Ministers agree with national screening committee's recommendations to move bowel screening 10 years earlier to begin at age 50.
Health Secretary, Matt Hancock, and Public Health Minister, Steve Brine, have today agreed the recommendations. NHS England and Public Health England will now consider how to transition towards lowering the screening age as part of the NHS Long Term Plan.
Currently, men and women, aged 60 to 74, are invited for bowel screening and are sent a home test kit every 2 years to provide stool samples. This change brings testing in England in line with Scotland which begins at 50.
The evidence shows that screening people at a younger age would enable more bowel cancers to be picked up at an earlier stage, where treatment is likely to be more effective and survival chances improved.

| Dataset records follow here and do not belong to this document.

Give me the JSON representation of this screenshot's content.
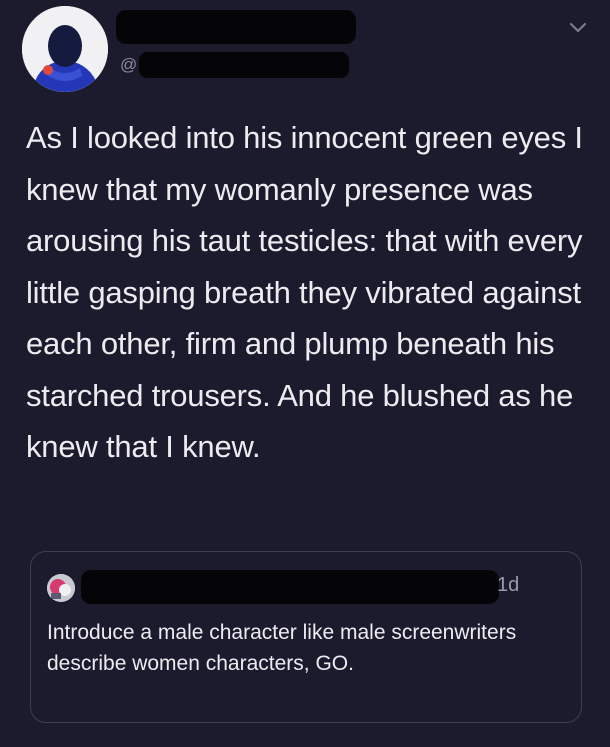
{
  "tweet": {
    "author": {
      "handle_prefix": "@",
      "avatar_icon": "profile-avatar",
      "name_redacted": true,
      "handle_redacted": true
    },
    "menu_icon": "chevron-down-icon",
    "text": "As I looked into his innocent green eyes I knew that my womanly presence was arousing his taut testicles: that with every little gasping breath they vibrated against each other, firm and plump beneath his starched trousers. And he blushed as he knew that I knew."
  },
  "quoted_tweet": {
    "avatar_icon": "profile-avatar",
    "name_redacted": true,
    "timestamp": "1d",
    "text": "Introduce a male character like male screenwriters describe women characters, GO."
  },
  "colors": {
    "background": "#1c1b2e",
    "text": "#ececf0",
    "secondary_text": "#8b8c99",
    "card_border": "#3e3d52",
    "redaction": "#050507"
  }
}
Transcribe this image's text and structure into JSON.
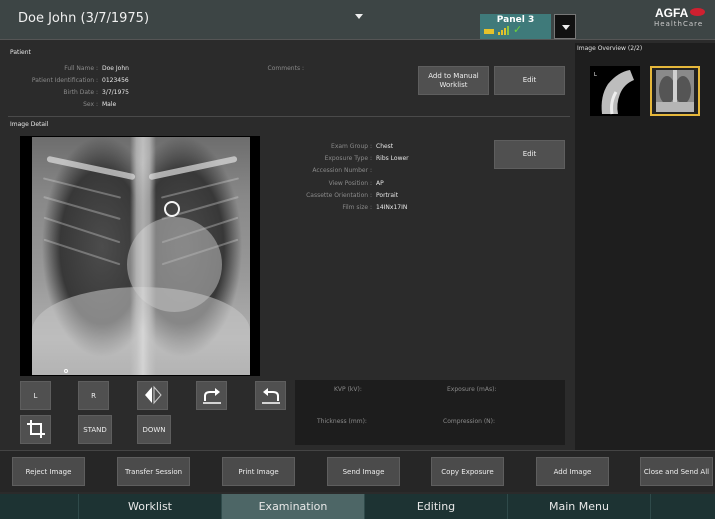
{
  "header": {
    "patient_name": "Doe John (3/7/1975)",
    "panel_title": "Panel 3",
    "logo_text": "AGFA",
    "logo_sub": "HealthCare"
  },
  "patient": {
    "section_label": "Patient",
    "fields": [
      {
        "label": "Full Name :",
        "value": "Doe John"
      },
      {
        "label": "Patient Identification :",
        "value": "0123456"
      },
      {
        "label": "Birth Date :",
        "value": "3/7/1975"
      },
      {
        "label": "Sex :",
        "value": "Male"
      }
    ],
    "comments_label": "Comments :",
    "add_worklist_label": "Add to Manual Worklist",
    "edit_label": "Edit"
  },
  "image_detail": {
    "section_label": "Image Detail",
    "fields": [
      {
        "label": "Exam Group :",
        "value": "Chest"
      },
      {
        "label": "Exposure Type :",
        "value": "Ribs Lower"
      },
      {
        "label": "Accession Number :",
        "value": ""
      },
      {
        "label": "View Position :",
        "value": "AP"
      },
      {
        "label": "Cassette Orientation :",
        "value": "Portrait"
      },
      {
        "label": "Film size :",
        "value": "14INx17IN"
      }
    ],
    "edit_label": "Edit"
  },
  "tools": {
    "l_label": "L",
    "r_label": "R",
    "stand_label": "STAND",
    "down_label": "DOWN"
  },
  "exposure": {
    "kvp_label": "KVP (kV):",
    "exposure_label": "Exposure (mAs):",
    "thickness_label": "Thickness (mm):",
    "compression_label": "Compression (N):"
  },
  "overview": {
    "label": "Image Overview (2/2)"
  },
  "actions": [
    "Reject Image",
    "Transfer Session",
    "Print Image",
    "Send Image",
    "Copy Exposure",
    "Add Image",
    "Close and Send All"
  ],
  "nav": {
    "tabs": [
      "Worklist",
      "Examination",
      "Editing",
      "Main Menu"
    ],
    "active": "Examination"
  },
  "colors": {
    "accent": "#4d6666",
    "selected_thumb": "#e5b73b",
    "panel_status": "#3f7a7a"
  }
}
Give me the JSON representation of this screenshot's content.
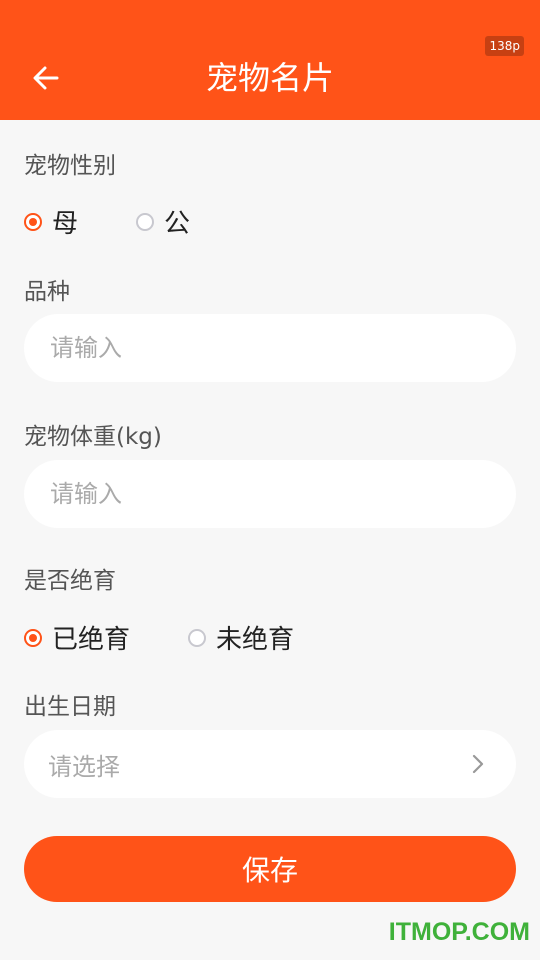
{
  "status_bar": {
    "resolution_badge": "138p"
  },
  "header": {
    "title": "宠物名片",
    "back_icon": "arrow-left-icon"
  },
  "form": {
    "gender": {
      "label": "宠物性别",
      "options": [
        "母",
        "公"
      ],
      "selected": "母"
    },
    "breed": {
      "label": "品种",
      "placeholder": "请输入",
      "value": ""
    },
    "weight": {
      "label": "宠物体重(kg)",
      "placeholder": "请输入",
      "value": ""
    },
    "neutered": {
      "label": "是否绝育",
      "options": [
        "已绝育",
        "未绝育"
      ],
      "selected": "已绝育"
    },
    "birthday": {
      "label": "出生日期",
      "placeholder": "请选择",
      "icon": "chevron-right-icon"
    }
  },
  "actions": {
    "save_label": "保存"
  },
  "watermark": "ITMOP.COM",
  "colors": {
    "accent": "#ff5318",
    "background": "#f7f7f7",
    "watermark": "#3fb13a"
  }
}
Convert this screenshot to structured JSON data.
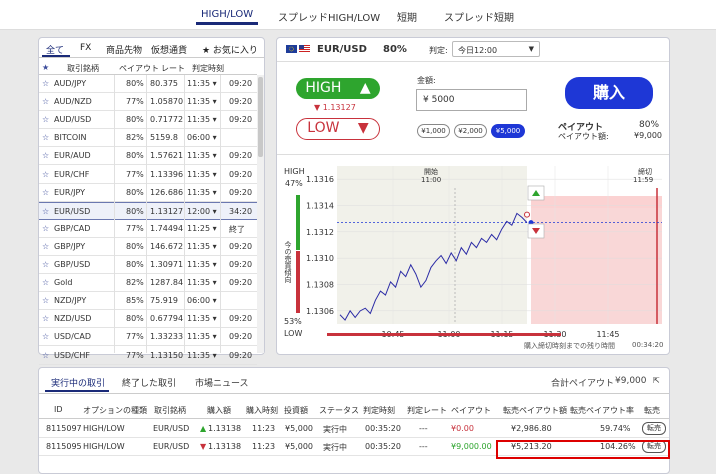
{
  "topnav": {
    "tabs": [
      "HIGH/LOW",
      "スプレッドHIGH/LOW",
      "短期",
      "スプレッド短期"
    ],
    "active_index": 0
  },
  "left": {
    "tabs": [
      "全て",
      "FX",
      "商品先物",
      "仮想通貨",
      "★ お気に入り"
    ],
    "headers": [
      "★",
      "取引銘柄",
      "ペイアウト",
      "レート",
      "判定時刻"
    ],
    "rows": [
      {
        "symbol": "AUD/JPY",
        "payout": "80%",
        "rate": "80.375",
        "time": "11:35",
        "close": "09:20"
      },
      {
        "symbol": "AUD/NZD",
        "payout": "77%",
        "rate": "1.05870",
        "time": "11:35",
        "close": "09:20"
      },
      {
        "symbol": "AUD/USD",
        "payout": "80%",
        "rate": "0.71772",
        "time": "11:35",
        "close": "09:20"
      },
      {
        "symbol": "BITCOIN",
        "payout": "82%",
        "rate": "5159.8",
        "time": "06:00",
        "close": ""
      },
      {
        "symbol": "EUR/AUD",
        "payout": "80%",
        "rate": "1.57621",
        "time": "11:35",
        "close": "09:20"
      },
      {
        "symbol": "EUR/CHF",
        "payout": "77%",
        "rate": "1.13396",
        "time": "11:35",
        "close": "09:20"
      },
      {
        "symbol": "EUR/JPY",
        "payout": "80%",
        "rate": "126.686",
        "time": "11:35",
        "close": "09:20"
      },
      {
        "symbol": "EUR/USD",
        "payout": "80%",
        "rate": "1.13127",
        "time": "12:00",
        "close": "34:20"
      },
      {
        "symbol": "GBP/CAD",
        "payout": "77%",
        "rate": "1.74494",
        "time": "11:25",
        "close": "終了"
      },
      {
        "symbol": "GBP/JPY",
        "payout": "80%",
        "rate": "146.672",
        "time": "11:35",
        "close": "09:20"
      },
      {
        "symbol": "GBP/USD",
        "payout": "80%",
        "rate": "1.30971",
        "time": "11:35",
        "close": "09:20"
      },
      {
        "symbol": "Gold",
        "payout": "82%",
        "rate": "1287.84",
        "time": "11:35",
        "close": "09:20"
      },
      {
        "symbol": "NZD/JPY",
        "payout": "85%",
        "rate": "75.919",
        "time": "06:00",
        "close": ""
      },
      {
        "symbol": "NZD/USD",
        "payout": "80%",
        "rate": "0.67794",
        "time": "11:35",
        "close": "09:20"
      },
      {
        "symbol": "USD/CAD",
        "payout": "77%",
        "rate": "1.33233",
        "time": "11:35",
        "close": "09:20"
      },
      {
        "symbol": "USD/CHF",
        "payout": "77%",
        "rate": "1.13150",
        "time": "11:35",
        "close": "09:20"
      }
    ],
    "selected_index": 7
  },
  "trade": {
    "pair": "EUR/USD",
    "payout_pct": "80%",
    "judge_label": "判定:",
    "judge_value": "今日12:00",
    "high_label": "HIGH",
    "high_arrow": "▲",
    "low_label": "LOW",
    "low_arrow": "▼",
    "current_rate": "▼ 1.13127",
    "amount_label": "金額:",
    "amount_value": "¥ 5000",
    "chips": [
      "¥1,000",
      "¥2,000",
      "¥5,000"
    ],
    "active_chip": 2,
    "buy_label": "購入",
    "payout_label": "ペイアウト",
    "payout_value": "80%",
    "payout_amount_label": "ペイアウト額:",
    "payout_amount_value": "¥9,000",
    "colors": {
      "high": "#2ea52e",
      "low": "#c8323c",
      "buy": "#1e37d6"
    }
  },
  "chart": {
    "high_label": "HIGH",
    "high_pct": "47%",
    "low_label": "LOW",
    "low_pct": "53%",
    "side_label": "今の売買傾向",
    "open_label": "開始",
    "open_time": "11:00",
    "close_label": "締切",
    "close_time": "11:59",
    "remaining_label": "購入締切時刻までの残り時間",
    "remaining_value": "00:34:20"
  },
  "chart_data": {
    "type": "line",
    "x_ticks": [
      "10:45",
      "11:00",
      "11:15",
      "11:30",
      "11:45"
    ],
    "y_ticks": [
      "1.1316",
      "1.1314",
      "1.1312",
      "1.1310",
      "1.1308",
      "1.1306"
    ],
    "ylim": [
      1.1305,
      1.1317
    ],
    "current_rate": 1.13127,
    "series": [
      {
        "values": [
          1.13057,
          1.13053,
          1.1306,
          1.13055,
          1.1306,
          1.13062,
          1.13058,
          1.13068,
          1.13075,
          1.13072,
          1.13082,
          1.13078,
          1.1309,
          1.13086,
          1.13095,
          1.13088,
          1.13078,
          1.13083,
          1.13093,
          1.13098,
          1.13102,
          1.13096,
          1.13104,
          1.13098,
          1.13108,
          1.13103,
          1.13112,
          1.13108,
          1.13115,
          1.13112,
          1.13118,
          1.13114,
          1.13122,
          1.13128,
          1.13125,
          1.13134,
          1.13131,
          1.13127
        ]
      }
    ]
  },
  "bottom": {
    "tabs": [
      "実行中の取引",
      "終了した取引",
      "市場ニュース"
    ],
    "total_payout_label": "合計ペイアウト",
    "total_payout_value": "¥9,000",
    "headers": [
      "ID",
      "オプションの種類",
      "取引銘柄",
      "購入額",
      "購入時刻",
      "投資額",
      "ステータス",
      "判定時刻",
      "判定レート",
      "ペイアウト",
      "転売ペイアウト額",
      "転売ペイアウト率",
      "転売"
    ],
    "rows": [
      {
        "id": "8115097",
        "type": "HIGH/LOW",
        "symbol": "EUR/USD",
        "dir": "up",
        "price": "1.13138",
        "time": "11:23",
        "invest": "¥5,000",
        "status": "実行中",
        "judge": "00:35:20",
        "rate": "---",
        "payout": "¥0.00",
        "resale": "¥2,986.80",
        "resale_pct": "59.74%",
        "sell": "転売"
      },
      {
        "id": "8115095",
        "type": "HIGH/LOW",
        "symbol": "EUR/USD",
        "dir": "down",
        "price": "1.13138",
        "time": "11:23",
        "invest": "¥5,000",
        "status": "実行中",
        "judge": "00:35:20",
        "rate": "---",
        "payout": "¥9,000.00",
        "resale": "¥5,213.20",
        "resale_pct": "104.26%",
        "sell": "転売"
      }
    ]
  }
}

The faecal immunochemical home test kit (FIT) is a new test due to be rolled out into the national bowel screening programme in the autumn and will initially be offered every 2 years to men and women at the current age range of 60 to 74. FIT is easier to use than the current test and is more accurate in detecting potential cancers. The latest recommendations will not delay the rollout of FIT, which is a priority.
Professor Anne Mackie, Director of Screening at Public Health England, said: "The risk of bowel cancer rises steeply from around age 50 to 54 and rates are significantly higher among males than females. Starting screening ten years earlier at 50 will help spot more abnormalities at an early stage that could develop into bowel cancer if not detected."
Public Health Minister, Steve Brine said: "We have a real opportunity to reshape our bowel screening programme and potentially detect the stages of bowel cancer much earlier."
Simon Stevens, Chief Executive of NHS England, said: "These important recommendations will be carefully considered in the NHS Long Term Plan, which will set out ambitious improvements in cancer prevention and care for the decade ahead."
The current bowel screening programme has a complementary procedure, bowel scope, also known as flexible sigmoidoscopy, which is a one-off test offered to men and women at 55. The committee recommends maintaining bowel scope screening in England, where it is currently rolled out until FIT is offered to the same age group.